The Rabbits is a tense suburban drama that probes the limits of family bonds and human potential. Sophie Overett, who won the 2020 Penguin Literary Prize for the manuscript, has crafted a novel that dips comfortably into multiple genres, blending elements of magic realism and crime thrillers into a taut literary narrative. Set in Queensland during the peak of summer, The Rabbits opens in the midst of a sticky and oppressive heatwave. Delia Rabbit is haunted by the childhood disappearance of her sister, Bo. A once practicing artist, Delia is dissatisfied in her roles as university lecturer and single mother of three. Around her, Delia’s family stagnates too—her mother in a nursing home and her children struggling with the pressures of friendship and fitting in. Just as it seems that they will be trapped in these repeating cycles forever, Delia’s middle son disappears. Overett is clever in her use of suspense, showing a great deal of authorial control, particularly in the way that she navigates the hint of magic realism underpinning the central themes of the book. The Rabbits has elements in common with Steven Amsterdam’s What the Family Needed, in which a family’s sudden and surprising development of superpowers causes them to consider their individual identities and relationships with each other. Similarly, Overett uses a touch of the surreal to explore the way each of the Rabbits sees themselves in the world and in their family unit. In The Rabbits Overett brings a fresh eye to the suburban novel; her debut is keenly observed and punctuated by moments of surprise.

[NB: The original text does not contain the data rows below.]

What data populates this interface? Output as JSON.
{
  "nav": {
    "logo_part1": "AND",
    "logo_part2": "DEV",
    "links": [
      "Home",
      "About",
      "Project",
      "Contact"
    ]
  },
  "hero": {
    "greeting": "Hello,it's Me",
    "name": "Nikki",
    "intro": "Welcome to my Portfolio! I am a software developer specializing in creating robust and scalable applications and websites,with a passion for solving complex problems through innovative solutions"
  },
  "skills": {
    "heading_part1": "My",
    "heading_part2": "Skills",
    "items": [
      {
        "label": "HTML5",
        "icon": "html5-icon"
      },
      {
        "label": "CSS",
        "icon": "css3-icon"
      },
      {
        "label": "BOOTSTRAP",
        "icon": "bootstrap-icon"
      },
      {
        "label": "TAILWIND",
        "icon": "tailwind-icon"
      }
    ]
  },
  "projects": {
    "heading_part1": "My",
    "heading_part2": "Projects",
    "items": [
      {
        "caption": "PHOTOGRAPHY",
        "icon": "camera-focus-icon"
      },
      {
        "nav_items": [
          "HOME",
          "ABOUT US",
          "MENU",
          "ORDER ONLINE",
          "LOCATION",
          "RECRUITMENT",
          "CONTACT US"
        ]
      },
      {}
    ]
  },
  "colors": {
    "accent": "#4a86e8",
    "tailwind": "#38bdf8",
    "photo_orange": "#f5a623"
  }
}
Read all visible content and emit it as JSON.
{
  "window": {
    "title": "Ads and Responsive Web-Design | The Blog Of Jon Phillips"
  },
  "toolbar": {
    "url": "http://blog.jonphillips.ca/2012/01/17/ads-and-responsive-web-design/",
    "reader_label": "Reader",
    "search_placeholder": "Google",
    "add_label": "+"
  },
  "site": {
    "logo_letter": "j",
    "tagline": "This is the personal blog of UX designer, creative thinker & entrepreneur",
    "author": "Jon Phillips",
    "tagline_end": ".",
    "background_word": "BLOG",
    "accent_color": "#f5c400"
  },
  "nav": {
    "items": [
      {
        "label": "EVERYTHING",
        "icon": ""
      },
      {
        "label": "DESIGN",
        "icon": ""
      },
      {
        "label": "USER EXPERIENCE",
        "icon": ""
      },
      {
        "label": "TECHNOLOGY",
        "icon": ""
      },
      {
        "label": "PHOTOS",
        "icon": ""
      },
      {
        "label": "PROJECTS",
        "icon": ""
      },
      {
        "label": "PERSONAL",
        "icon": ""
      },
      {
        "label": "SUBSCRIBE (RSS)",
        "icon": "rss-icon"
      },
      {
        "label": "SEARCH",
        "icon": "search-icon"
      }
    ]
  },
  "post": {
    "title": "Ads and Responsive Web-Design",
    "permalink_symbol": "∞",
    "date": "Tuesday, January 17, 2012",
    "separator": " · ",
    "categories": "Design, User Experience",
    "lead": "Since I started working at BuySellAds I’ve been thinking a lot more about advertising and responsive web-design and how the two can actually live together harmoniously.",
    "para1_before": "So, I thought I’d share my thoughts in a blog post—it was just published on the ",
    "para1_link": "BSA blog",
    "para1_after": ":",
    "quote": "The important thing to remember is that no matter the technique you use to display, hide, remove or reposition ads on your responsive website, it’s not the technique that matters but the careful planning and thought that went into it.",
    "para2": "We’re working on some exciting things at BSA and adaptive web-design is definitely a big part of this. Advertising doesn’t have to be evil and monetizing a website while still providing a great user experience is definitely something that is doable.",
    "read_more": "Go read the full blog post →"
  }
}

Bec Kavanagh is a Melbourne writer and academic, and the schools programmer at the Wheeler Centre. Read her interview with Sophie Overett about The Rabbits here.


Category: Reviews